Exercise objective:
Look over the data below and give the number of lines containing the word "from", with no other words.
::::
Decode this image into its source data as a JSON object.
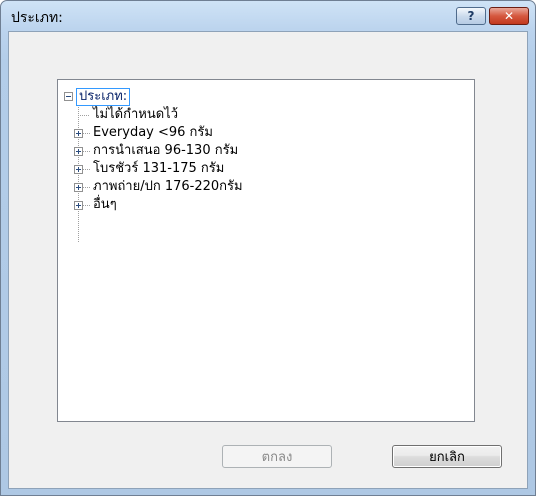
{
  "window": {
    "title": "ประเภท:",
    "help_label": "?",
    "close_label": "✕"
  },
  "tree": {
    "root": "ประเภท:",
    "items": [
      {
        "label": "ไม่ได้กำหนดไว้",
        "expandable": false
      },
      {
        "label": "Everyday <96 กรัม",
        "expandable": true
      },
      {
        "label": "การนำเสนอ 96-130 กรัม",
        "expandable": true
      },
      {
        "label": "โบรชัวร์ 131-175 กรัม",
        "expandable": true
      },
      {
        "label": "ภาพถ่าย/ปก 176-220กรัม",
        "expandable": true
      },
      {
        "label": "อื่นๆ",
        "expandable": true
      }
    ]
  },
  "buttons": {
    "ok": "ตกลง",
    "cancel": "ยกเลิก"
  },
  "icons": {
    "collapse": "minus-box-icon",
    "expand": "plus-box-icon"
  }
}
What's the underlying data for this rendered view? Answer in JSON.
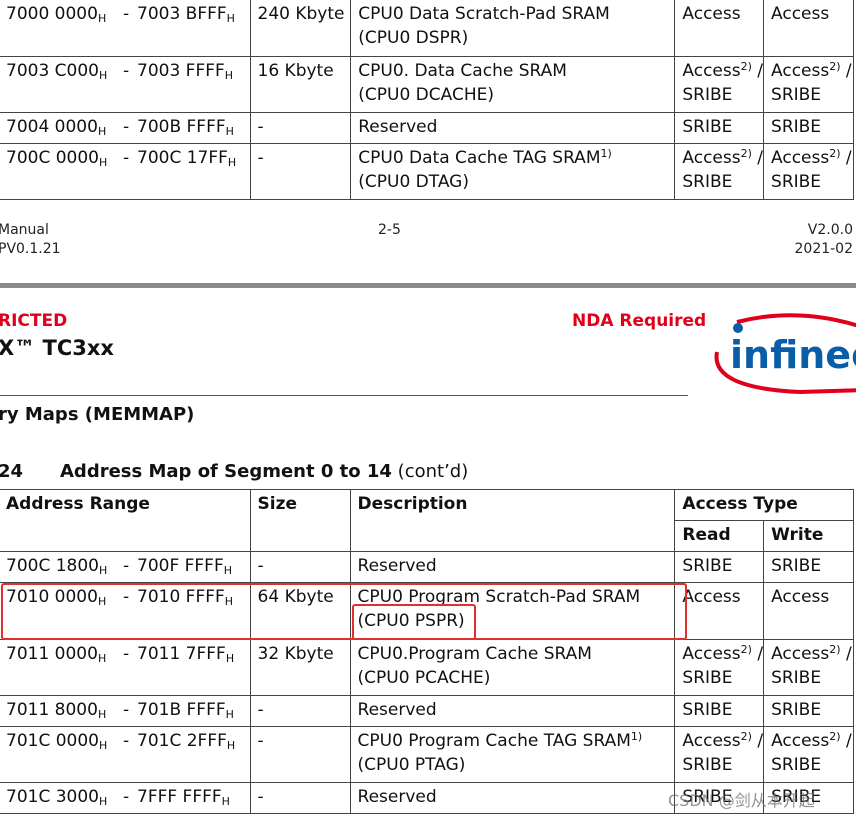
{
  "top_rows": [
    {
      "from": "7000 0000",
      "to": "7003 BFFF",
      "size": "240 Kbyte",
      "desc": [
        "CPU0 Data Scratch-Pad SRAM",
        "(CPU0 DSPR)"
      ],
      "desc_sup": "",
      "read": "Access",
      "read_sup": "",
      "read2": "",
      "write": "Access",
      "write_sup": "",
      "write2": ""
    },
    {
      "from": "7003 C000",
      "to": "7003 FFFF",
      "size": "16 Kbyte",
      "desc": [
        "CPU0. Data Cache SRAM",
        "(CPU0 DCACHE)"
      ],
      "desc_sup": "",
      "read": "Access",
      "read_sup": "2)",
      "read2": "SRIBE",
      "write": "Access",
      "write_sup": "2)",
      "write2": "SRIBE"
    },
    {
      "from": "7004 0000",
      "to": "700B FFFF",
      "size": "-",
      "desc": [
        "Reserved"
      ],
      "desc_sup": "",
      "read": "SRIBE",
      "read_sup": "",
      "read2": "",
      "write": "SRIBE",
      "write_sup": "",
      "write2": ""
    },
    {
      "from": "700C 0000",
      "to": "700C 17FF",
      "size": "-",
      "desc": [
        "CPU0 Data Cache TAG SRAM",
        "(CPU0 DTAG)"
      ],
      "desc_sup": "1)",
      "read": "Access",
      "read_sup": "2)",
      "read2": "SRIBE",
      "write": "Access",
      "write_sup": "2)",
      "write2": "SRIBE"
    }
  ],
  "footer": {
    "left1": "Manual",
    "left2": "PV0.1.21",
    "center": "2-5",
    "right1": "V2.0.0",
    "right2": "2021-02"
  },
  "header": {
    "restricted": "RICTED",
    "nda": "NDA Required",
    "product": "X™ TC3xx",
    "chapter": "ry Maps (MEMMAP)",
    "table_num": "24",
    "table_title": "Address Map of Segment 0 to 14",
    "table_cont": "(cont’d)",
    "logo_text": "infineo"
  },
  "columns": {
    "address": "Address Range",
    "size": "Size",
    "desc": "Description",
    "access": "Access Type",
    "read": "Read",
    "write": "Write"
  },
  "hex_suffix": "H",
  "dash": "-",
  "bottom_rows": [
    {
      "from": "700C 1800",
      "to": "700F FFFF",
      "size": "-",
      "desc": [
        "Reserved"
      ],
      "desc_sup": "",
      "read": "SRIBE",
      "read_sup": "",
      "read2": "",
      "write": "SRIBE",
      "write_sup": "",
      "write2": ""
    },
    {
      "from": "7010 0000",
      "to": "7010 FFFF",
      "size": "64 Kbyte",
      "desc": [
        "CPU0 Program Scratch-Pad SRAM",
        "(CPU0 PSPR)"
      ],
      "desc_sup": "",
      "read": "Access",
      "read_sup": "",
      "read2": "",
      "write": "Access",
      "write_sup": "",
      "write2": ""
    },
    {
      "from": "7011 0000",
      "to": "7011 7FFF",
      "size": "32 Kbyte",
      "desc": [
        "CPU0.Program Cache SRAM",
        "(CPU0 PCACHE)"
      ],
      "desc_sup": "",
      "read": "Access",
      "read_sup": "2)",
      "read2": "SRIBE",
      "write": "Access",
      "write_sup": "2)",
      "write2": "SRIBE"
    },
    {
      "from": "7011 8000",
      "to": "701B FFFF",
      "size": "-",
      "desc": [
        "Reserved"
      ],
      "desc_sup": "",
      "read": "SRIBE",
      "read_sup": "",
      "read2": "",
      "write": "SRIBE",
      "write_sup": "",
      "write2": ""
    },
    {
      "from": "701C 0000",
      "to": "701C 2FFF",
      "size": "-",
      "desc": [
        "CPU0 Program Cache TAG SRAM",
        "(CPU0 PTAG)"
      ],
      "desc_sup": "1)",
      "read": "Access",
      "read_sup": "2)",
      "read2": "SRIBE",
      "write": "Access",
      "write_sup": "2)",
      "write2": "SRIBE"
    },
    {
      "from": "701C 3000",
      "to": "7FFF FFFF",
      "size": "-",
      "desc": [
        "Reserved"
      ],
      "desc_sup": "",
      "read": "SRIBE",
      "read_sup": "",
      "read2": "",
      "write": "SRIBE",
      "write_sup": "",
      "write2": ""
    }
  ],
  "watermark": "CSDN @剑从本开起",
  "colors": {
    "nda_red": "#e0001b",
    "highlight_box": "#e03030",
    "logo_blue": "#0a5ea8"
  }
}
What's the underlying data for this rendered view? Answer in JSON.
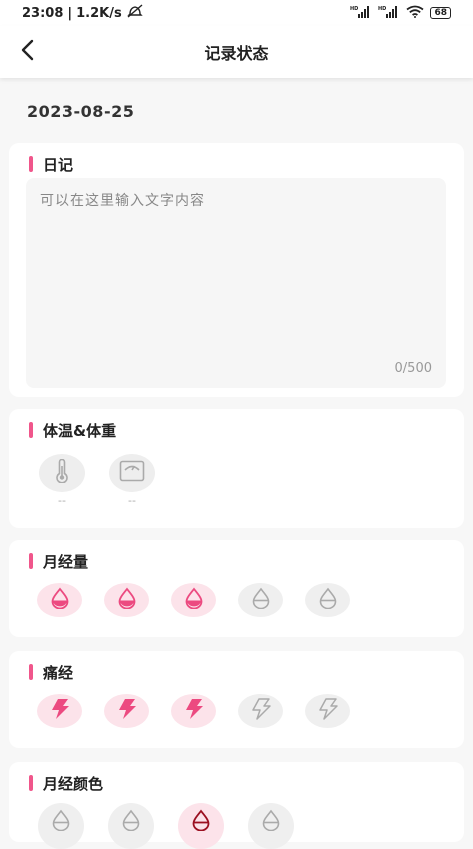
{
  "status_bar": {
    "time": "23:08",
    "separator": "|",
    "network_speed": "1.2K/s",
    "battery": "68"
  },
  "header": {
    "title": "记录状态",
    "back_icon": "chevron-left-icon"
  },
  "date": "2023-08-25",
  "diary": {
    "title": "日记",
    "placeholder": "可以在这里输入文字内容",
    "count": "0/500"
  },
  "temp_weight": {
    "title": "体温&体重",
    "temperature_value": "--",
    "weight_value": "--"
  },
  "flow": {
    "title": "月经量",
    "levels": [
      true,
      true,
      true,
      false,
      false
    ]
  },
  "pain": {
    "title": "痛经",
    "levels": [
      true,
      true,
      true,
      false,
      false
    ]
  },
  "period_color": {
    "title": "月经颜色",
    "selected_index": 2
  },
  "colors": {
    "accent": "#f0568b",
    "icon_active": "#ec4a80",
    "icon_inactive": "#aaaaaa",
    "active_bg": "#fce3ea",
    "inactive_bg": "#efefef",
    "dark_red": "#9b1021"
  }
}
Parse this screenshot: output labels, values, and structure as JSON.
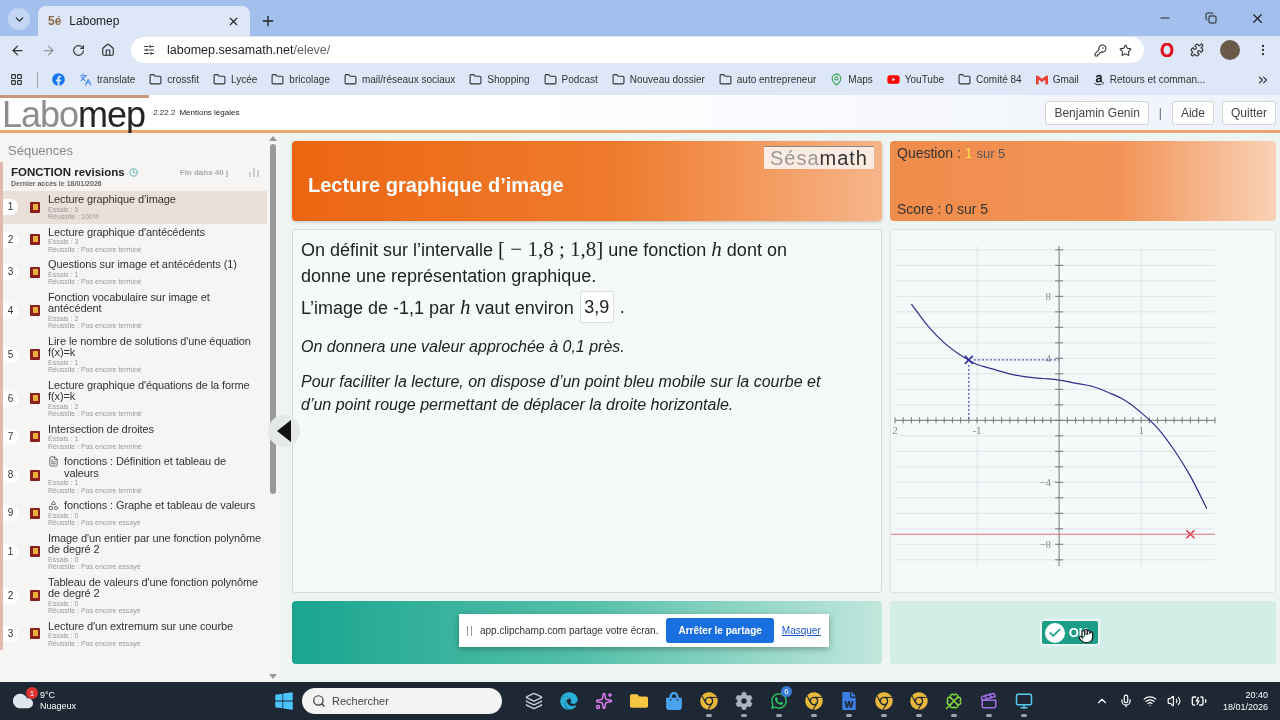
{
  "browser": {
    "tabs": [
      {
        "favicon": "5é",
        "title": "Labomep",
        "selected": true
      }
    ],
    "url": {
      "host": "labomep.sesamath.net",
      "path": "/eleve/"
    },
    "bookmarks": [
      {
        "kind": "facebook"
      },
      {
        "kind": "translate",
        "label": "translate"
      },
      {
        "kind": "folder",
        "label": "crossfit"
      },
      {
        "kind": "folder",
        "label": "Lycée"
      },
      {
        "kind": "folder",
        "label": "bricolage"
      },
      {
        "kind": "folder",
        "label": "mail/réseaux sociaux"
      },
      {
        "kind": "folder",
        "label": "Shopping"
      },
      {
        "kind": "folder",
        "label": "Podcast"
      },
      {
        "kind": "folder",
        "label": "Nouveau dossier"
      },
      {
        "kind": "folder",
        "label": "auto entrepreneur"
      },
      {
        "kind": "maps",
        "label": "Maps"
      },
      {
        "kind": "youtube",
        "label": "YouTube"
      },
      {
        "kind": "folder",
        "label": "Comité 84"
      },
      {
        "kind": "gmail",
        "label": "Gmail"
      },
      {
        "kind": "amazon",
        "label": "Retours et comman..."
      }
    ]
  },
  "app_header": {
    "logo": [
      "Labo",
      "mep"
    ],
    "version": "2.22.2",
    "legal_link": "Mentions légales",
    "user": "Benjamin Genin",
    "separator": "|",
    "help": "Aide",
    "quit": "Quitter"
  },
  "sidebar": {
    "heading": "Séquences",
    "sequence": {
      "title": "FONCTION revisions",
      "deadline": "Fin dans 40 j",
      "last_access": "Dernier accès le 18/01/2026"
    },
    "items": [
      {
        "number": "1",
        "kind": "plain",
        "title": "Lecture graphique d’image",
        "tries": "Essais : 5",
        "success": "Réussite : 100%",
        "selected": true
      },
      {
        "number": "2",
        "kind": "plain",
        "title": "Lecture graphique d'antécédents",
        "tries": "Essais : 3",
        "success": "Réussite : Pas encore terminé",
        "selected": false
      },
      {
        "number": "3",
        "kind": "plain",
        "title": "Questions sur image et antécédents (1)",
        "tries": "Essais : 1",
        "success": "Réussite : Pas encore terminé",
        "selected": false
      },
      {
        "number": "4",
        "kind": "plain",
        "title": "Fonction vocabulaire sur image et antécédent",
        "tries": "Essais : 2",
        "success": "Réussite : Pas encore terminé",
        "selected": false
      },
      {
        "number": "5",
        "kind": "plain",
        "title": "Lire le nombre de solutions d'une équation f(x)=k",
        "tries": "Essais : 1",
        "success": "Réussite : Pas encore terminé",
        "selected": false
      },
      {
        "number": "6",
        "kind": "plain",
        "title": "Lecture graphique d'équations de la forme f(x)=k",
        "tries": "Essais : 2",
        "success": "Réussite : Pas encore terminé",
        "selected": false
      },
      {
        "number": "7",
        "kind": "plain",
        "title": "Intersection de droites",
        "tries": "Essais : 1",
        "success": "Réussite : Pas encore terminé",
        "selected": false
      },
      {
        "number": "8",
        "kind": "sheet",
        "title": "fonctions : Définition et tableau de valeurs",
        "tries": "Essais : 1",
        "success": "Réussite : Pas encore terminé",
        "selected": false
      },
      {
        "number": "9",
        "kind": "tool",
        "title": "fonctions : Graphe et tableau de valeurs",
        "tries": "Essais : 0",
        "success": "Réussite : Pas encore essayé",
        "selected": false
      },
      {
        "number": "1",
        "kind": "plain",
        "title": "Image d'un entier par une fonction polynôme de degré 2",
        "tries": "Essais : 0",
        "success": "Réussite : Pas encore essayé",
        "selected": false
      },
      {
        "number": "2",
        "kind": "plain",
        "title": "Tableau de valeurs d'une fonction polynôme de degré 2",
        "tries": "Essais : 0",
        "success": "Réussite : Pas encore essayé",
        "selected": false
      },
      {
        "number": "3",
        "kind": "plain",
        "title": "Lecture d'un extremum sur une courbe",
        "tries": "Essais : 0",
        "success": "Réussite : Pas encore essayé",
        "selected": false
      }
    ]
  },
  "exercise": {
    "title": "Lecture graphique d’image",
    "brand": [
      "Sésa",
      "math"
    ],
    "question": {
      "label": "Question :",
      "current": "1",
      "total": "sur 5"
    },
    "score": "Score : 0 sur 5",
    "statement": [
      {
        "kind": "text",
        "text": "On définit sur l’intervalle "
      },
      {
        "kind": "math",
        "text": "[ − 1,8 ; 1,8]"
      },
      {
        "kind": "text",
        "text": " une fonction "
      },
      {
        "kind": "var",
        "text": "h"
      },
      {
        "kind": "text",
        "text": " dont on donne une représentation graphique."
      }
    ],
    "prompt": [
      {
        "kind": "text",
        "text": "L’image de -1,1 par "
      },
      {
        "kind": "var",
        "text": "h"
      },
      {
        "kind": "text",
        "text": " vaut environ"
      }
    ],
    "answer": "3,9",
    "answer_end": ".",
    "notes": [
      "On donnera une valeur approchée à 0,1 près.",
      "Pour faciliter la lecture, on dispose d’un point bleu mobile sur la courbe et d’un point rouge permettant de déplacer la droite horizontale."
    ],
    "graph": {
      "chart_data": {
        "type": "line",
        "x": [
          -1.8,
          -1.6,
          -1.4,
          -1.2,
          -1.1,
          -1.0,
          -0.8,
          -0.6,
          -0.4,
          -0.2,
          0,
          0.2,
          0.4,
          0.6,
          0.8,
          1.0,
          1.2,
          1.4,
          1.6,
          1.8
        ],
        "series": [
          {
            "color": "#2d2f8a",
            "values": [
              7.5,
              6.1,
              5.0,
              4.2,
              3.9,
              3.6,
              3.3,
              3.0,
              2.8,
              2.7,
              2.6,
              2.4,
              2.2,
              1.8,
              1.3,
              0.5,
              -0.5,
              -1.9,
              -3.6,
              -5.7
            ]
          },
          {
            "color": "#2a2f9c",
            "marker": "x",
            "values": [
              null,
              null,
              null,
              null,
              3.9,
              null,
              null,
              null,
              null,
              null,
              null,
              null,
              null,
              null,
              null,
              null,
              null,
              null,
              null,
              null
            ]
          },
          {
            "color": "#e0304a",
            "marker": "x",
            "values": [
              null,
              null,
              null,
              null,
              null,
              null,
              null,
              null,
              null,
              null,
              null,
              null,
              null,
              null,
              null,
              null,
              null,
              null,
              -7.35,
              null
            ]
          }
        ],
        "xlim": [
          -2.0,
          1.9
        ],
        "ylim": [
          -9.4,
          11.25
        ],
        "grid": true,
        "xticks": [
          {
            "value": -2,
            "label": "2"
          },
          {
            "value": -1,
            "label": "-1"
          },
          {
            "value": 1,
            "label": "1"
          }
        ],
        "yticks": [
          {
            "value": -8,
            "label": "−8"
          },
          {
            "value": -4,
            "label": "−4"
          },
          {
            "value": 4,
            "label": "4"
          },
          {
            "value": 8,
            "label": "8"
          }
        ],
        "ref_lines": [
          {
            "axis": "y",
            "value": -7.35,
            "color": "#e0707a"
          }
        ]
      }
    },
    "ok_button": "OK"
  },
  "share_bar": {
    "message": "app.clipchamp.com partage votre écran.",
    "stop": "Arrêter le partage",
    "hide": "Masquer"
  },
  "taskbar": {
    "weather": {
      "temp": "9°C",
      "condition": "Nuageux",
      "badge": "1"
    },
    "search_placeholder": "Rechercher",
    "apps": [
      {
        "kind": "files",
        "running": false
      },
      {
        "kind": "edge",
        "running": false
      },
      {
        "kind": "copilot",
        "running": false
      },
      {
        "kind": "folder",
        "running": false
      },
      {
        "kind": "store",
        "running": false
      },
      {
        "kind": "chrome",
        "running": true
      },
      {
        "kind": "settings",
        "running": true
      },
      {
        "kind": "whatsapp",
        "running": true,
        "badge": "6"
      },
      {
        "kind": "chrome",
        "running": true
      },
      {
        "kind": "word",
        "running": true
      },
      {
        "kind": "chrome",
        "running": true
      },
      {
        "kind": "chrome",
        "running": true
      },
      {
        "kind": "clover",
        "running": true
      },
      {
        "kind": "clapper",
        "running": true
      },
      {
        "kind": "screen",
        "running": true
      }
    ],
    "time": "20:40",
    "date": "18/01/2026"
  }
}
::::
Response to this exercise:
10